**WORK REQUEST:**
What you return must match the records word for word, except that images are dropped.

___ PROVIDED INFORMATION ___

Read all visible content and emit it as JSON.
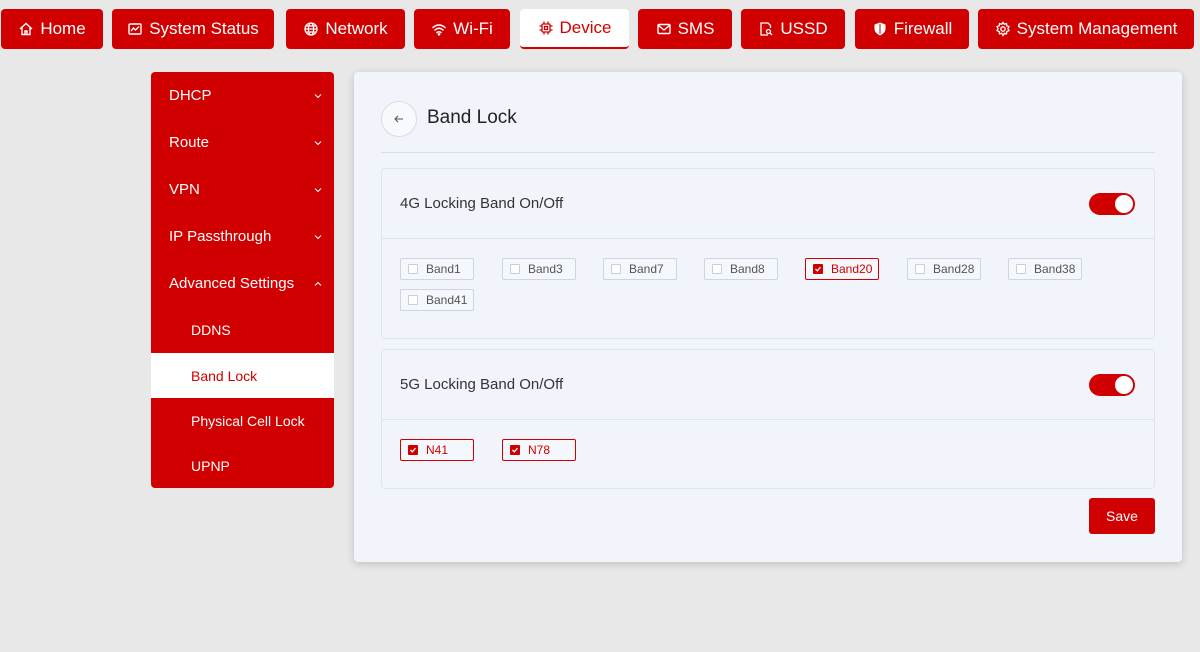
{
  "nav": {
    "items": [
      {
        "label": "Home",
        "icon": "home-icon"
      },
      {
        "label": "System Status",
        "icon": "monitor-icon"
      },
      {
        "label": "Network",
        "icon": "globe-icon"
      },
      {
        "label": "Wi-Fi",
        "icon": "wifi-icon"
      },
      {
        "label": "Device",
        "icon": "chip-icon",
        "active": true
      },
      {
        "label": "SMS",
        "icon": "mail-icon"
      },
      {
        "label": "USSD",
        "icon": "search-doc-icon"
      },
      {
        "label": "Firewall",
        "icon": "shield-icon"
      },
      {
        "label": "System Management",
        "icon": "gear-icon"
      }
    ]
  },
  "sidebar": {
    "items": [
      {
        "label": "DHCP",
        "expanded": false
      },
      {
        "label": "Route",
        "expanded": false
      },
      {
        "label": "VPN",
        "expanded": false
      },
      {
        "label": "IP Passthrough",
        "expanded": false
      },
      {
        "label": "Advanced Settings",
        "expanded": true
      }
    ],
    "subitems": [
      {
        "label": "DDNS"
      },
      {
        "label": "Band Lock",
        "active": true
      },
      {
        "label": "Physical Cell Lock"
      },
      {
        "label": "UPNP"
      }
    ]
  },
  "page": {
    "title": "Band Lock"
  },
  "lte": {
    "title": "4G Locking Band On/Off",
    "enabled": true,
    "bands": [
      {
        "label": "Band1",
        "checked": false
      },
      {
        "label": "Band3",
        "checked": false
      },
      {
        "label": "Band7",
        "checked": false
      },
      {
        "label": "Band8",
        "checked": false
      },
      {
        "label": "Band20",
        "checked": true
      },
      {
        "label": "Band28",
        "checked": false
      },
      {
        "label": "Band38",
        "checked": false
      },
      {
        "label": "Band41",
        "checked": false
      }
    ]
  },
  "nr": {
    "title": "5G Locking Band On/Off",
    "enabled": true,
    "bands": [
      {
        "label": "N41",
        "checked": true
      },
      {
        "label": "N78",
        "checked": true
      }
    ]
  },
  "actions": {
    "save_label": "Save"
  },
  "colors": {
    "accent": "#d10000",
    "background": "#e8e8e8",
    "panel": "#f1f5fb"
  }
}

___

**TASK RESULT:**
Read all visible content and emit it as JSON.
{
  "nav": {
    "items": [
      {
        "label": "Home",
        "icon": "home-icon"
      },
      {
        "label": "System Status",
        "icon": "monitor-icon"
      },
      {
        "label": "Network",
        "icon": "globe-icon"
      },
      {
        "label": "Wi-Fi",
        "icon": "wifi-icon"
      },
      {
        "label": "Device",
        "icon": "chip-icon",
        "active": true
      },
      {
        "label": "SMS",
        "icon": "mail-icon"
      },
      {
        "label": "USSD",
        "icon": "search-doc-icon"
      },
      {
        "label": "Firewall",
        "icon": "shield-icon"
      },
      {
        "label": "System Management",
        "icon": "gear-icon"
      }
    ]
  },
  "sidebar": {
    "items": [
      {
        "label": "DHCP",
        "expanded": false
      },
      {
        "label": "Route",
        "expanded": false
      },
      {
        "label": "VPN",
        "expanded": false
      },
      {
        "label": "IP Passthrough",
        "expanded": false
      },
      {
        "label": "Advanced Settings",
        "expanded": true
      }
    ],
    "subitems": [
      {
        "label": "DDNS"
      },
      {
        "label": "Band Lock",
        "active": true
      },
      {
        "label": "Physical Cell Lock"
      },
      {
        "label": "UPNP"
      }
    ]
  },
  "page": {
    "title": "Band Lock"
  },
  "lte": {
    "title": "4G Locking Band On/Off",
    "enabled": true,
    "bands": [
      {
        "label": "Band1",
        "checked": false
      },
      {
        "label": "Band3",
        "checked": false
      },
      {
        "label": "Band7",
        "checked": false
      },
      {
        "label": "Band8",
        "checked": false
      },
      {
        "label": "Band20",
        "checked": true
      },
      {
        "label": "Band28",
        "checked": false
      },
      {
        "label": "Band38",
        "checked": false
      },
      {
        "label": "Band41",
        "checked": false
      }
    ]
  },
  "nr": {
    "title": "5G Locking Band On/Off",
    "enabled": true,
    "bands": [
      {
        "label": "N41",
        "checked": true
      },
      {
        "label": "N78",
        "checked": true
      }
    ]
  },
  "actions": {
    "save_label": "Save"
  },
  "colors": {
    "accent": "#d10000",
    "background": "#e8e8e8",
    "panel": "#f1f5fb"
  }
}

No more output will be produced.